**Instructions for the task**
Give the data below again exactly as written, but without the pictures.

**Data shown**
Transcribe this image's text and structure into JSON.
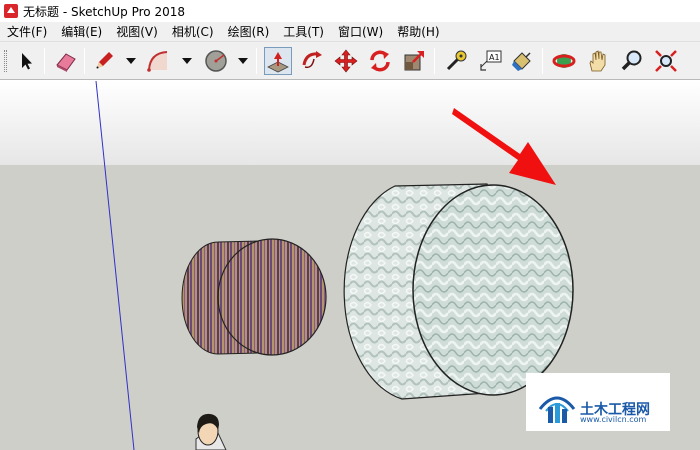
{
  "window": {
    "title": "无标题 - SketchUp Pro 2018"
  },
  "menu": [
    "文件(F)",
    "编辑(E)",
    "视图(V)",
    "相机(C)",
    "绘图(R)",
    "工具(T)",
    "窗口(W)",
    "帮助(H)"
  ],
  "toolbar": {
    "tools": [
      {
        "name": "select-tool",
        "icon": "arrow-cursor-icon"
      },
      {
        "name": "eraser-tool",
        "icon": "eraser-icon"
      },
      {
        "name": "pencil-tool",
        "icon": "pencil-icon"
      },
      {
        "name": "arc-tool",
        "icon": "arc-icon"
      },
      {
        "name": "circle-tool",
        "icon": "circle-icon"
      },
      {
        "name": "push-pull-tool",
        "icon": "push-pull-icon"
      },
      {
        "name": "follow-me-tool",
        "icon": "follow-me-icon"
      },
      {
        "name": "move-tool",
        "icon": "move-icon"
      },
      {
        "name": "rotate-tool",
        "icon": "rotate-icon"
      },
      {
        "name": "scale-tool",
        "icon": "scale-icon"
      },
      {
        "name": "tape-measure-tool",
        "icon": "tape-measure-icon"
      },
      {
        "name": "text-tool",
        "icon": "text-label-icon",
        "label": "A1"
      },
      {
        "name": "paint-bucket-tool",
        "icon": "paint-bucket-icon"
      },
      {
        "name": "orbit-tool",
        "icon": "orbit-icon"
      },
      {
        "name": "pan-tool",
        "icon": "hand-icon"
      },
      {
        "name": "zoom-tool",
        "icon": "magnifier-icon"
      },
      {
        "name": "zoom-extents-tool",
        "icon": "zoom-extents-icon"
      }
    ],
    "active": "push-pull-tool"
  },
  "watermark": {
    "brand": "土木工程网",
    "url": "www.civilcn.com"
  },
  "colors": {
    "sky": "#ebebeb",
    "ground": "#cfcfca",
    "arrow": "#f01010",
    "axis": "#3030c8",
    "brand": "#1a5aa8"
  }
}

**Response area**
Transcribe this image's text and structure into JSON.
{
  "window": {
    "title": "无标题 - SketchUp Pro 2018"
  },
  "menu": [
    "文件(F)",
    "编辑(E)",
    "视图(V)",
    "相机(C)",
    "绘图(R)",
    "工具(T)",
    "窗口(W)",
    "帮助(H)"
  ],
  "toolbar": {
    "tools": [
      {
        "name": "select-tool",
        "icon": "arrow-cursor-icon"
      },
      {
        "name": "eraser-tool",
        "icon": "eraser-icon"
      },
      {
        "name": "pencil-tool",
        "icon": "pencil-icon"
      },
      {
        "name": "arc-tool",
        "icon": "arc-icon"
      },
      {
        "name": "circle-tool",
        "icon": "circle-icon"
      },
      {
        "name": "push-pull-tool",
        "icon": "push-pull-icon"
      },
      {
        "name": "follow-me-tool",
        "icon": "follow-me-icon"
      },
      {
        "name": "move-tool",
        "icon": "move-icon"
      },
      {
        "name": "rotate-tool",
        "icon": "rotate-icon"
      },
      {
        "name": "scale-tool",
        "icon": "scale-icon"
      },
      {
        "name": "tape-measure-tool",
        "icon": "tape-measure-icon"
      },
      {
        "name": "text-tool",
        "icon": "text-label-icon",
        "label": "A1"
      },
      {
        "name": "paint-bucket-tool",
        "icon": "paint-bucket-icon"
      },
      {
        "name": "orbit-tool",
        "icon": "orbit-icon"
      },
      {
        "name": "pan-tool",
        "icon": "hand-icon"
      },
      {
        "name": "zoom-tool",
        "icon": "magnifier-icon"
      },
      {
        "name": "zoom-extents-tool",
        "icon": "zoom-extents-icon"
      }
    ],
    "active": "push-pull-tool"
  },
  "watermark": {
    "brand": "土木工程网",
    "url": "www.civilcn.com"
  },
  "colors": {
    "sky": "#ebebeb",
    "ground": "#cfcfca",
    "arrow": "#f01010",
    "axis": "#3030c8",
    "brand": "#1a5aa8"
  }
}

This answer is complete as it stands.